### Goal of the exercise
The response must contain every line from the records below that has "sent".

[Records from a data collection]
- Opening Delimiter -

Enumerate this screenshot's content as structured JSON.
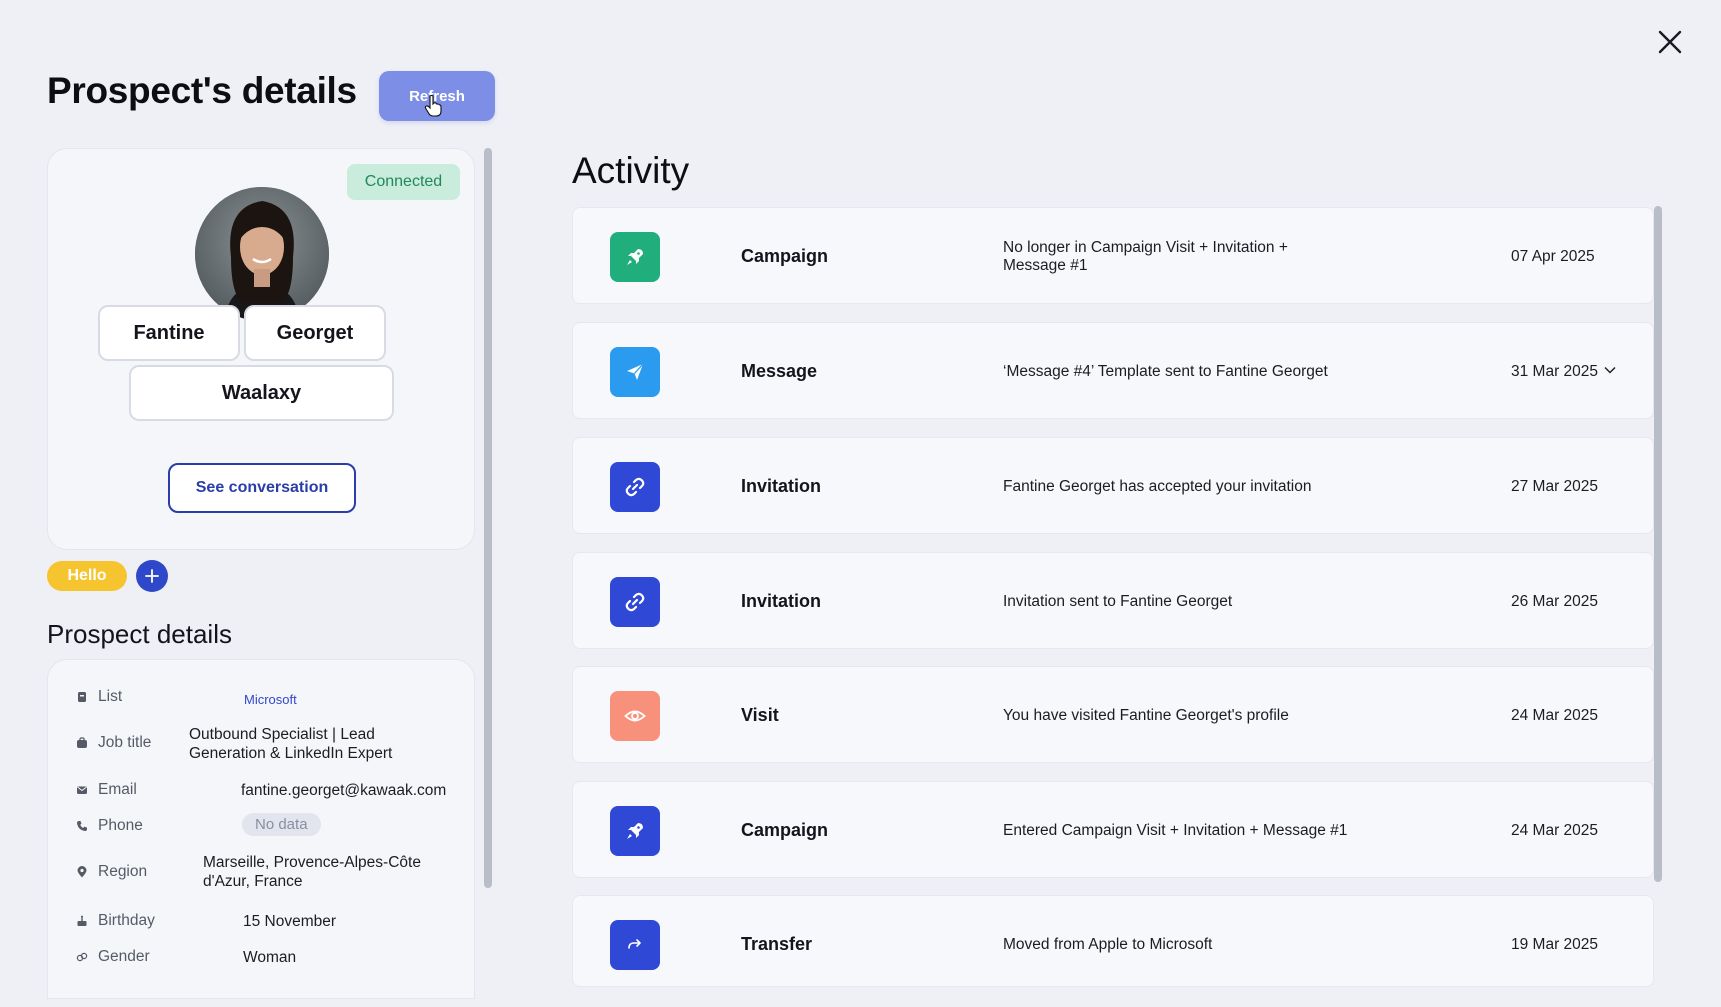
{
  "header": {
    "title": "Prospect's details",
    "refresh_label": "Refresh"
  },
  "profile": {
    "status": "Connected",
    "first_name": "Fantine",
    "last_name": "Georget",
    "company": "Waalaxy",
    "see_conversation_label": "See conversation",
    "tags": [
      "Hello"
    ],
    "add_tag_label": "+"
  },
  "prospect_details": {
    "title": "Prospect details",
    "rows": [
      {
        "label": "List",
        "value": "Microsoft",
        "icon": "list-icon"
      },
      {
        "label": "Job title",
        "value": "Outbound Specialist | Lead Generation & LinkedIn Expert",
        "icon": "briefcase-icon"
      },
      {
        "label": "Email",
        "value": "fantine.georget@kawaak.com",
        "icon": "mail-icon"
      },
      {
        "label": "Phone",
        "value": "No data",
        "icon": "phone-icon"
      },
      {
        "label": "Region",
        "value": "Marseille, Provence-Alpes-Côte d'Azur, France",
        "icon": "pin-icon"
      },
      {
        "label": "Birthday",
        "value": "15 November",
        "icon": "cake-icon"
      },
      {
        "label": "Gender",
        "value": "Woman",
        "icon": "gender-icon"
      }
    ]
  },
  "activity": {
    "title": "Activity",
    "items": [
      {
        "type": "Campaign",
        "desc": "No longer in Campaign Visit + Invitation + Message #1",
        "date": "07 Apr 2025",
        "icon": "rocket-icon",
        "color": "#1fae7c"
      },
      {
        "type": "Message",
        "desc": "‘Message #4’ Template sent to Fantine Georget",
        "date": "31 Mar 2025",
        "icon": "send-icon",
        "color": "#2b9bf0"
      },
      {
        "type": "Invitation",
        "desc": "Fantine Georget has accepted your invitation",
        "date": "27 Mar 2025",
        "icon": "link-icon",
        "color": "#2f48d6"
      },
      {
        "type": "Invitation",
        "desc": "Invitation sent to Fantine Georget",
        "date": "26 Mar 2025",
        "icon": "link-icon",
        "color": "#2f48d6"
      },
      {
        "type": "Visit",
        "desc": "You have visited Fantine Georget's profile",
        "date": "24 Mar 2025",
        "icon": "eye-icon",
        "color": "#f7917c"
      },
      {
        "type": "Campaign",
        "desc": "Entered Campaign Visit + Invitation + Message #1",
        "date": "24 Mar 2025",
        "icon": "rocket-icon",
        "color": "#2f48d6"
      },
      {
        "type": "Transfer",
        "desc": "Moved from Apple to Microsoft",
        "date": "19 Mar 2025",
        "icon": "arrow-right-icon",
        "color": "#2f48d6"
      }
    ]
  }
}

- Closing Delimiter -

### Response box
        "desc": "‘Message #4’ Template sent to Fantine Georget",
        "desc": "Invitation sent to Fantine Georget",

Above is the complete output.